In July 2009 I got an email from John, introducing himself and inviting TimeLine’s Company Members to a reading of a play he was working on that he thought was a good fit with our mission. I regret to note that I was not familiar with John or his writing, despite the fact that he had been a leading voice in covering many facets of the Commander Jon Burge police-torture scandal in the Chicago Reader, in his book Unspeakable Acts, Ordinary People: The Dynamics of Torture and, more recently, on Chicago Public Radio.
He had been all over this story for 20 years—pretty much the entire time I had called Chicago home.
Like many, I had followed the scandal in a limited way—meaning, I would see a headline, skim an article, shake my head and flip the page—and never felt an urgent or personal connection to it. But here in my inbox was a thoughtful, impassioned note from an unsung hero who had devoted a massive chunk of his career to a story that had mostly elicited widespread indifference, even from a Chicago-loving liberal like me.
John’s first groundbreaking and exhaustive article about this, “House of Screams,” appeared on the cover of the Chicago Reader in 1990, blowing the doors open on a scandal that already was well into its second decade.
And a city shook its head and flipped the page.
In the three months after that 19,000+ word article was published, only four short letters were written to the Reader in response. Two were in support of the accused officers, and two were outraged at the allegations. Virtually no other news outlets investigated further.
Indifference reigned for six more years before John brought more evidence to the public eye through a furious stream of further allegations in more than 20 articles over the next 11 years. Belatedly, other news outlets began to join in.
But, to this day, it’s hard to argue that the scandal gripped the city, influenced elections, or even elicited much attention. I can’t tell you how many people sheepishly have asked, “What exactly was the scandal?” when I mention John’s play. And it is that culture of complicity that I find most fascinating about My Kind of Town and most admirable about what John has sought to do.
After receiving John’s intriguing email nearly three years ago and finally doing our homework, our first assumption about his play (prior to actually reading it) was that it would be an exposé, a rant, an indictment of those who wrongfully broke a code of honor. And it would be laid out in very black-and-white journalistic terms, where the audience left the theater feeling bad about government but great about themselves for piously nodding in agreement that “torture is bad.”

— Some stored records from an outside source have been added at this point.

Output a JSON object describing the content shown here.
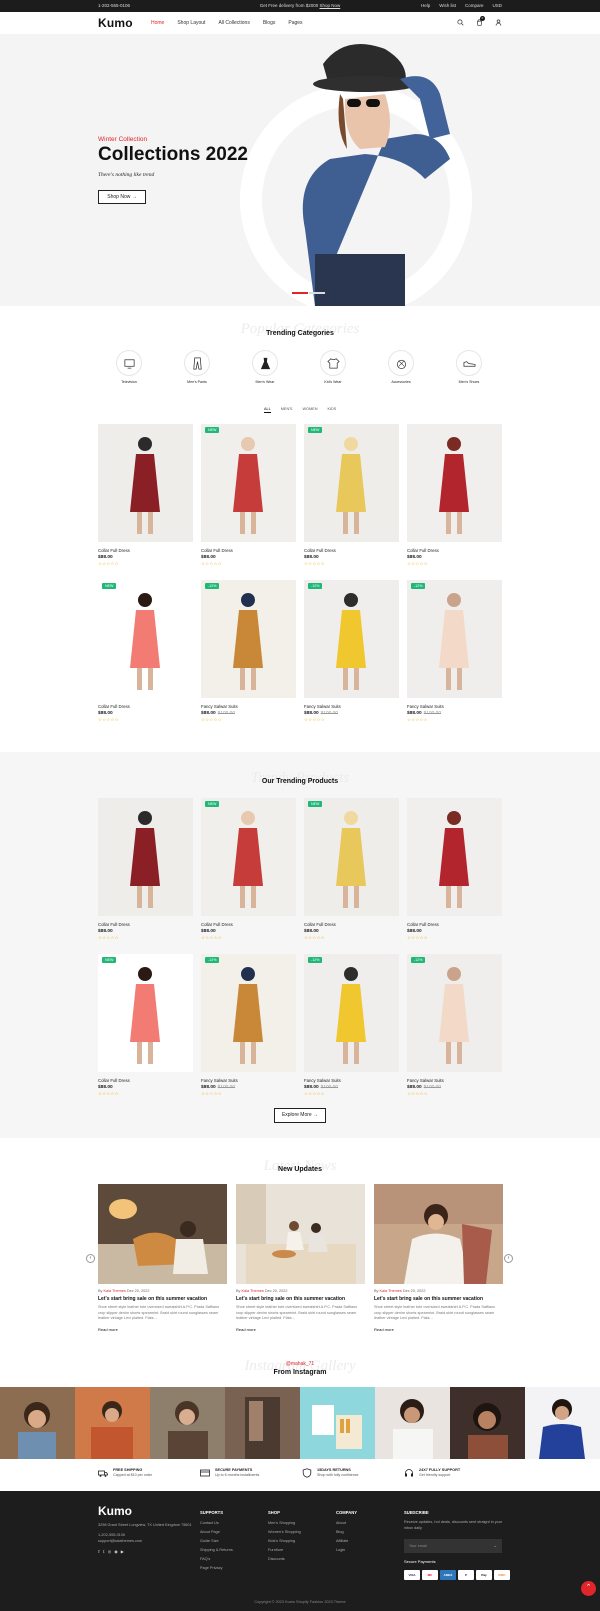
{
  "topbar": {
    "phone": "1-202-555-0106",
    "promo": "Get Free delivery from $2000",
    "promo_link": "Shop Now",
    "links": [
      "Help",
      "Wish list",
      "Compare",
      "USD"
    ]
  },
  "header": {
    "logo": "Kumo",
    "nav": [
      "Home",
      "Shop Layout",
      "All Collections",
      "Blogs",
      "Pages"
    ],
    "cart_count": "0"
  },
  "hero": {
    "eyebrow": "Winter Collection",
    "title": "Collections 2022",
    "subtitle": "There's nothing like trend",
    "button": "Shop Now →"
  },
  "categories": {
    "ghost": "Popular Categories",
    "title": "Trending Categories",
    "items": [
      "Television",
      "Men's Pants",
      "Men's Wear",
      "Kid's Wear",
      "Accessories",
      "Men's Shoes"
    ],
    "icons": [
      "tv-icon",
      "pants-icon",
      "dress-icon",
      "tshirt-icon",
      "accessories-icon",
      "shoe-icon"
    ]
  },
  "filter_tabs": [
    "ALL",
    "MEN'S",
    "WOMEN",
    "KIDS"
  ],
  "products": [
    {
      "name": "Collar Full Dress",
      "price": "$88.00",
      "old": "",
      "badge": ""
    },
    {
      "name": "Collar Full Dress",
      "price": "$88.00",
      "old": "",
      "badge": "NEW"
    },
    {
      "name": "Collar Full Dress",
      "price": "$88.00",
      "old": "",
      "badge": "NEW"
    },
    {
      "name": "Collar Full Dress",
      "price": "$88.00",
      "old": "",
      "badge": ""
    },
    {
      "name": "Collar Full Dress",
      "price": "$88.00",
      "old": "",
      "badge": "NEW"
    },
    {
      "name": "Fancy Salwar Suits",
      "price": "$88.00",
      "old": "$100.00",
      "badge": "-12%"
    },
    {
      "name": "Fancy Salwar Suits",
      "price": "$88.00",
      "old": "$100.00",
      "badge": "-12%"
    },
    {
      "name": "Fancy Salwar Suits",
      "price": "$88.00",
      "old": "$100.00",
      "badge": "-12%"
    }
  ],
  "stars": "☆☆☆☆☆",
  "trending": {
    "ghost": "Trendy Products",
    "title": "Our Trending Products",
    "button": "Explore More →"
  },
  "news": {
    "ghost": "Latest News",
    "title": "New Updates",
    "posts": [
      {
        "author": "Kala Themes",
        "date": "Dec 20, 2022",
        "title": "Let's start bring sale on this summer vacation",
        "excerpt": "Shoe street style leather tote oversized sweatshirt A.P.C. Prada Saffiano crop slipper denim shorts spearmint. Braid skirt round sunglasses seam leather vintage Levi plaited. Flats...",
        "more": "Read more"
      },
      {
        "author": "Kala Themes",
        "date": "Dec 20, 2022",
        "title": "Let's start bring sale on this summer vacation",
        "excerpt": "Shoe street style leather tote oversized sweatshirt A.P.C. Prada Saffiano crop slipper denim shorts spearmint. Braid skirt round sunglasses seam leather vintage Levi plaited. Flats...",
        "more": "Read more"
      },
      {
        "author": "Kala Themes",
        "date": "Dec 20, 2022",
        "title": "Let's start bring sale on this summer vacation",
        "excerpt": "Shoe street style leather tote oversized sweatshirt A.P.C. Prada Saffiano crop slipper denim shorts spearmint. Braid skirt round sunglasses seam leather vintage Levi plaited. Flats...",
        "more": "Read more"
      }
    ],
    "by": "By"
  },
  "instagram": {
    "ghost": "Instagram Gallery",
    "handle": "@mahak_71",
    "title": "From Instagram"
  },
  "features": [
    {
      "title": "FREE SHIPPING",
      "desc": "Capped at $10 per order"
    },
    {
      "title": "SECURE PAYMENTS",
      "desc": "Up to 6 months installments"
    },
    {
      "title": "15DAYS RETURNS",
      "desc": "Shop with fully confidence"
    },
    {
      "title": "24X7 FULLY SUPPORT",
      "desc": "Get friendly support"
    }
  ],
  "footer": {
    "logo": "Kumo",
    "address": "3298 Grant Street Longview, TX United Kingdom 75601",
    "phone": "1-202-555-0106",
    "email": "support@kalathemes.com",
    "supports": {
      "title": "SUPPORTS",
      "links": [
        "Contact Us",
        "About Page",
        "Guide Size",
        "Shipping & Returns",
        "FAQ's",
        "Page Privacy"
      ]
    },
    "shop": {
      "title": "SHOP",
      "links": [
        "Men's Shopping",
        "Women's Shopping",
        "Kids's Shopping",
        "Furniture",
        "Discounts"
      ]
    },
    "company": {
      "title": "COMPANY",
      "links": [
        "About",
        "Blog",
        "Affiliate",
        "Login"
      ]
    },
    "subscribe": {
      "title": "SUBSCRIBE",
      "text": "Receive updates, hot deals, discounts sent straignt in your inbox daily",
      "placeholder": "Your email",
      "payments_title": "Secure Payments",
      "payments": [
        "VISA",
        "MC",
        "AMEX",
        "P",
        "Pay",
        "DISC"
      ]
    },
    "copyright": "Copyright © 2023 Kumo Shopify Fashion 2023 Theme"
  },
  "colors": {
    "accent": "#e0262b",
    "badge_green": "#1fb877",
    "footer_bg": "#1d1d1d"
  }
}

Stylistically, [Conroy] isn’t trying to merely stage what he’s already reported, docudrama-style, or even focus thematically on specific people, events or allegations. He is after something more complicated, more human, more dramatic and more insightful about our city as a whole …
To our surprise, John has no interest in easy answers and wants to avoid moral certainties. Stylistically, he isn’t trying to merely stage what he’s already reported, docudrama-style, or even focus thematically on specific people, events or allegations. He is after something more complicated, more human, more dramatic and more insightful about our city as a whole: How the culture of complicity has ruled the day for far too long.

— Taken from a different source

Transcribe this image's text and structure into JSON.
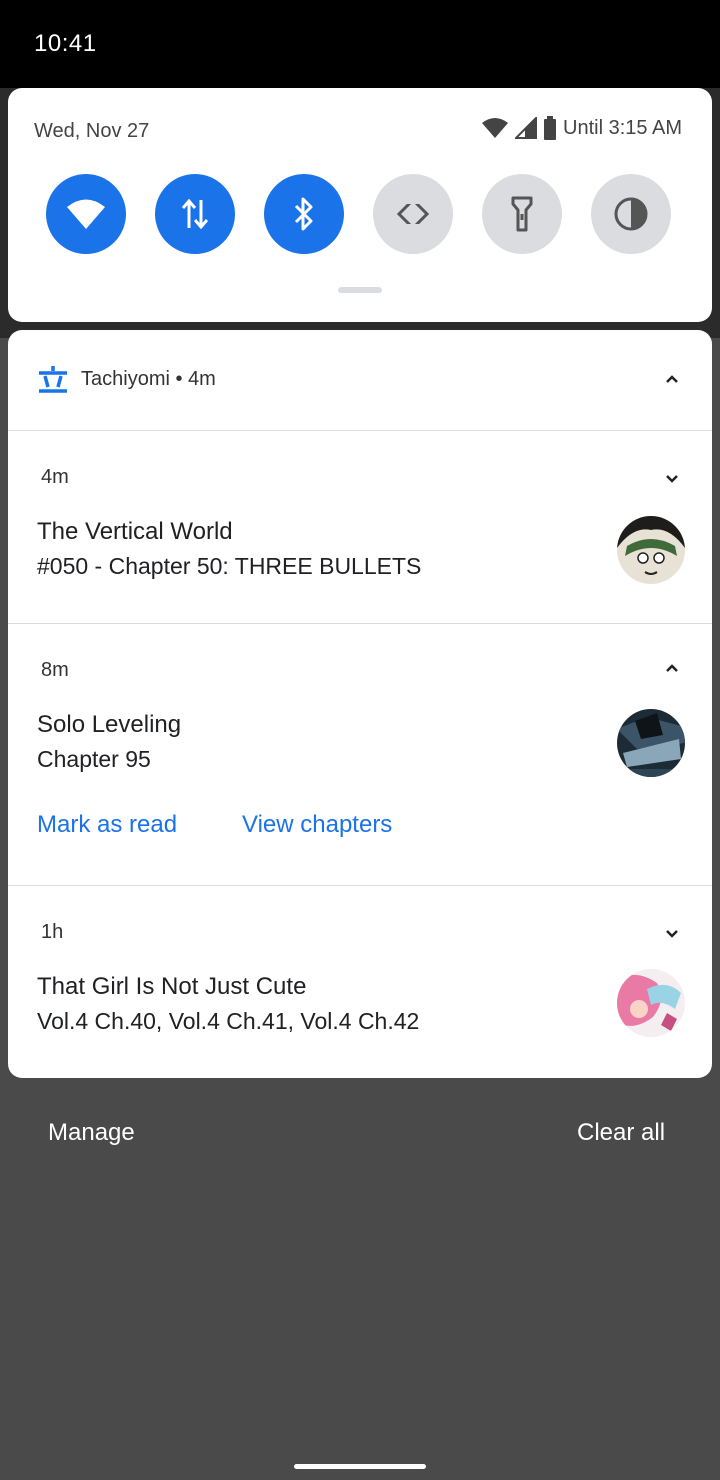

Corruption has become almost a badge of honor that we Chicagoans joke about—a punch line. It has become too easy to say things like, “Sure, we know there’s shady stuff that goes on—the city is overrun by corruption!—but doesn’t Millennium Park look great? And don’t you love the flowers in the middle of Michigan Avenue?”

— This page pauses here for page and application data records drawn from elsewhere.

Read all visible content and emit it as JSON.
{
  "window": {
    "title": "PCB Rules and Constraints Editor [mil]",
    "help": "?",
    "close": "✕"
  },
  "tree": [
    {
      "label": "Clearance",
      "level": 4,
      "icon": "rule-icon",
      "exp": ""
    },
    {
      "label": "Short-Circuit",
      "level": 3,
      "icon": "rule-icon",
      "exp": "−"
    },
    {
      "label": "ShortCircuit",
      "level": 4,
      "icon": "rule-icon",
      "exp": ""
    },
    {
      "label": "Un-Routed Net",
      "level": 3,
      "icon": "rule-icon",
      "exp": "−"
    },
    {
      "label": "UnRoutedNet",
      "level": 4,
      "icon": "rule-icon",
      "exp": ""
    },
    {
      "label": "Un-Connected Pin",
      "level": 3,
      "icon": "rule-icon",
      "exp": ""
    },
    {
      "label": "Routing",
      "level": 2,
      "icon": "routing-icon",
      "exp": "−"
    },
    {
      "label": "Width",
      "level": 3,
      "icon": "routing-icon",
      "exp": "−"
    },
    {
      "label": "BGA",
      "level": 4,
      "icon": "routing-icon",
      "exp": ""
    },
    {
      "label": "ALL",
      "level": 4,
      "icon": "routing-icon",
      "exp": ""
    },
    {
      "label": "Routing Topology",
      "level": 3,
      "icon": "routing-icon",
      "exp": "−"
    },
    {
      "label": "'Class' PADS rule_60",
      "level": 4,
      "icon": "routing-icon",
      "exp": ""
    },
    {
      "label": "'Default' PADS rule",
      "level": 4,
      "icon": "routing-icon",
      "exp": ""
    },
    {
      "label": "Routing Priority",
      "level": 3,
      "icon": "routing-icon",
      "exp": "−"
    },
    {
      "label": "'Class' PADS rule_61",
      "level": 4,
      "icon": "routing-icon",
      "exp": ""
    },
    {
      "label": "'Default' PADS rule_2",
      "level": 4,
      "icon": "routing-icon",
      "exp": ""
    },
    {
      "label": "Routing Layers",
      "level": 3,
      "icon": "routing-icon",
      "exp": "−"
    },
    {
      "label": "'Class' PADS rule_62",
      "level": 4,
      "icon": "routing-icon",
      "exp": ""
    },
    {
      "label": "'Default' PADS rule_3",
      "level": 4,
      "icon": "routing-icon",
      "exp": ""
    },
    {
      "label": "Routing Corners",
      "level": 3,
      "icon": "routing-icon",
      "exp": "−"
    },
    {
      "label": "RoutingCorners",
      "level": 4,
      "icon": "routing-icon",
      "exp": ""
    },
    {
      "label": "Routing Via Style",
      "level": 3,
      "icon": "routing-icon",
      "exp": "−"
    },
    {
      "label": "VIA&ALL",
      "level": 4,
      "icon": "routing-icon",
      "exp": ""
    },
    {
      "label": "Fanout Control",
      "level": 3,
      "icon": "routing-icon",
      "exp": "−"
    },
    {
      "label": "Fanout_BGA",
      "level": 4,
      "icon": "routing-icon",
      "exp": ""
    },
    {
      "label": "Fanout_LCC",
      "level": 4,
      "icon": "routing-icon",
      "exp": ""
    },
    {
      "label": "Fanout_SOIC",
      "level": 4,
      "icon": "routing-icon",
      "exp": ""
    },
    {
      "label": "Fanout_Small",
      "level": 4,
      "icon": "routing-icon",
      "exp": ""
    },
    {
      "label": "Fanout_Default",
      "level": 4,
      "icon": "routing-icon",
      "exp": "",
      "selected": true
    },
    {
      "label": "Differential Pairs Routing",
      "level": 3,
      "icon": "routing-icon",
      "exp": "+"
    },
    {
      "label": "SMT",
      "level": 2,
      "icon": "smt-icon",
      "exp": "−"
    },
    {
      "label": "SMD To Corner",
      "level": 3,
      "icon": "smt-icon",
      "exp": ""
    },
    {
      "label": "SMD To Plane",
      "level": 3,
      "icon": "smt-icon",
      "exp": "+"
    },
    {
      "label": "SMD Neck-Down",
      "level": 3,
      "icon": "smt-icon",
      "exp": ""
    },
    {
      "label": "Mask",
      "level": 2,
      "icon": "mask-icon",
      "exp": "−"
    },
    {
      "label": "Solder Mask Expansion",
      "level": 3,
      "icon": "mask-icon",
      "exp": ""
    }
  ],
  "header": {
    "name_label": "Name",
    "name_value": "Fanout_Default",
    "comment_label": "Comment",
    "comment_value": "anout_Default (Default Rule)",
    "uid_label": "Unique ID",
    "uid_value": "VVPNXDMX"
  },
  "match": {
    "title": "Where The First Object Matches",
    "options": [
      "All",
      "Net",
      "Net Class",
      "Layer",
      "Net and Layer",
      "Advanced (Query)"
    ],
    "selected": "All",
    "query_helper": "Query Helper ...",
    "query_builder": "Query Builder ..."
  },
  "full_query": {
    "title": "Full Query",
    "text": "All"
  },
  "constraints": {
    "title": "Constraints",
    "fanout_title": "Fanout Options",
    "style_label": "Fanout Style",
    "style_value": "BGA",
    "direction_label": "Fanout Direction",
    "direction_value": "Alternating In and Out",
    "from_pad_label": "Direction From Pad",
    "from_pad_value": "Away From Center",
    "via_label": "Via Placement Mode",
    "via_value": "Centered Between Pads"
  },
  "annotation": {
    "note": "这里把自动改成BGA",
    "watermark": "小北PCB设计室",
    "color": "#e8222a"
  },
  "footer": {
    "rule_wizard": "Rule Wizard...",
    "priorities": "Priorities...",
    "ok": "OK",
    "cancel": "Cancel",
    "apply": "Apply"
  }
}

We focus on what we like and turn a blind eye to the rest. Because we’re “The City That Works.” The city that knows how to get stuff done. No matter the cost.
And while the majority would agree (in public) that torture should have no place in law enforcement, that must be counter-balanced with crime rates we find despicable, weekly headlines about the staggering number of people gunned down on our streets and outcries for the police to keep neighborhoods safe.
But at what cost? Where do we draw a moral line? Do we care how to keep the streets safe, how the work gets done, or just that it gets done?
It has been an indescribable honor working with John at TimeLine. John, director Nick Bowling, our Company Members and a team of actors and designers have collaborated during two in-depth workshops and countless conversations, developing his play into a powerful, emotional drama that will get you talking.
John is a man of impeccable integrity, insight, intellect and grace. And he is to be commended and heralded for, quite literally, saving men’s lives—those who already have been released from death row, and the countless others who, hopefully, in the future may receive a better shot at justice and due process.
Yet, while John is a crusader, he is also a pragmatist, a citizen, a parent. His admiration for law enforcement is without question, and honoring the selfless heroism of those who serve and protect us is of critical importance to him.
He also is committed to honoring the dignity of those whom society is all too willing to suspect of wrongdoing—a class of people deemed torturable for the public good.
TimeLine’s aim in bringing John’s dynamic play to our stage is to push a conversation that has been avoided for too long—one that, we hope, avoids easy answers, bumper-sticker responses, knee-jerk labeling and finger pointing in every direction other than inward.
I encourage you to read the archives of John’s reporting at chicagoreader.com/policetorture, and I look forward to sharing My Kind of Town with you and joining in a conversation about each of our roles in this great city of Chicago.